There were many memorable things about Frank Baker’s Attic restaurant in West Vancouver: the huge size of the place, the all-you-can-eat smorgasbor­d, Frank himself in that white suit of his, always carrying a trumpet.

Mostly though, if you were a kid passing by, there was the car.

It’s probably the most recognizab­le movie machine ever made, James Bond’s Aston Martin DB5. Sean Connery starred in Goldfinger, but as far as Aston Martin was concerned, it was the DB5 that became the real hero.

Once struggling, the plucky little British sports-car company found itself suddenly possessed of the Midas touch. Bond and Aston Martin found themselves twined together for all eternity; Pierce Brosnan might have driven a BMW or two, but we all cheered when Daniel Craig climbed back into that silver DB5 for a spin around the block.

For car builder, motorcycle racer, and customizer Olivier Spilborghs, the DB5 would be more than just a childhood hero. Growing up in West Van, seeing Frank’s Aston Martin would plant a seed in his brain, one that would eventually grow into something he calls the Q Car, a faithful tribute to the original gadget filled Bond cars of the movies.

He’ll be showing off the completed machine, the culminatio­n of a twoand-a-half year project at this year’s Vancouver Internatio­nal Auto Show — and there’s a chance for you to win your own Bond Aston.

Spilborghs started out like a lot of young gearheads, hopping up a humble VW Beetle. He soon branched into car shows, building everything from replica Countachs to customized hotrods. Along the way he picked up a curious side business, assembling scale model Aston Martin DB5s, Bond-car replicas of that car he’d seen in his youth.

Frank’s DB5 was a real Bond car, one of the machines built and fitted with gadgets for publicity purposes. The 1/8th scale kits Spilborghs assembled were incredibly detailed models, right down to working accelerato­r pedals. Available only through an 86-week subscripti­on process, plenty of Bond enthusiast­s found the kits too onerous and fiddly, and Spilborghs’ mechanical aptitude for full scale cars translated well to miniature Bond assembly.

Now, he’s built a full-sized Q-car, working from the ground up. The drivetrain is from a Jaguar E-type, its straight-six very close to the original DB5 in both looks and performanc­e. All the gadgetry is replicated, from flipping licence plate to ejector seat, and the composite body looks identical to a real Bond car.

With DB5s fetching multiple millions, even a regular 1960s Aston Martin isn’t something you’re likely to see in the sheet metal.

Currently, there’s just one known to be in B.C., and it doesn’t come out very often (you may have seen it on an episode of Jerry Seinfeld’s Comedians in Cars Getting Coffee).

Visit the show to see Spilborghs’ labour of love and you’ll have the chance to win a version you can take home in your pocket.

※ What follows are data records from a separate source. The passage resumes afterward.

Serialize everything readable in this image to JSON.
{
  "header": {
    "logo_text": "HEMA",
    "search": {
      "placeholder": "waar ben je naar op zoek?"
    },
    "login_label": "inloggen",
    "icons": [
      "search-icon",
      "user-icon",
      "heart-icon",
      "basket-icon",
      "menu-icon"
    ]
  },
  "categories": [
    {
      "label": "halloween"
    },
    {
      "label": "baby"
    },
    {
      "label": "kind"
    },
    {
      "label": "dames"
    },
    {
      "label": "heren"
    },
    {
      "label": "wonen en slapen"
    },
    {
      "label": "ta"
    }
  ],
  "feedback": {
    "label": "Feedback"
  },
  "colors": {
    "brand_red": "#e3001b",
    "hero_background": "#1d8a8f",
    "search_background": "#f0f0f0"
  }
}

Spilborghs is giving away seven toy Bond cars.

There are two ways to enter. Take a picture of the Q Car and share it on Ins tag ram with the hash tag# theq-car2016v an auto show. Or, show up with your own vintage picture of the Frank Baker’s Attic DB5, and you’ll also have a chance to win.

 ?? — PNG FILES ?? Restaurate­ur Frank Baker, left, with the Aston Martin he bought from Mr. and Mrs. Sandy Luscombe-Whyte in 1969.
— PNG FILES Restaurate­ur Frank Baker, left, with the Aston Martin he bought from Mr. and Mrs. Sandy Luscombe-Whyte in 1969.
 ??  ??

Newspapers in English

Newspapers from Canada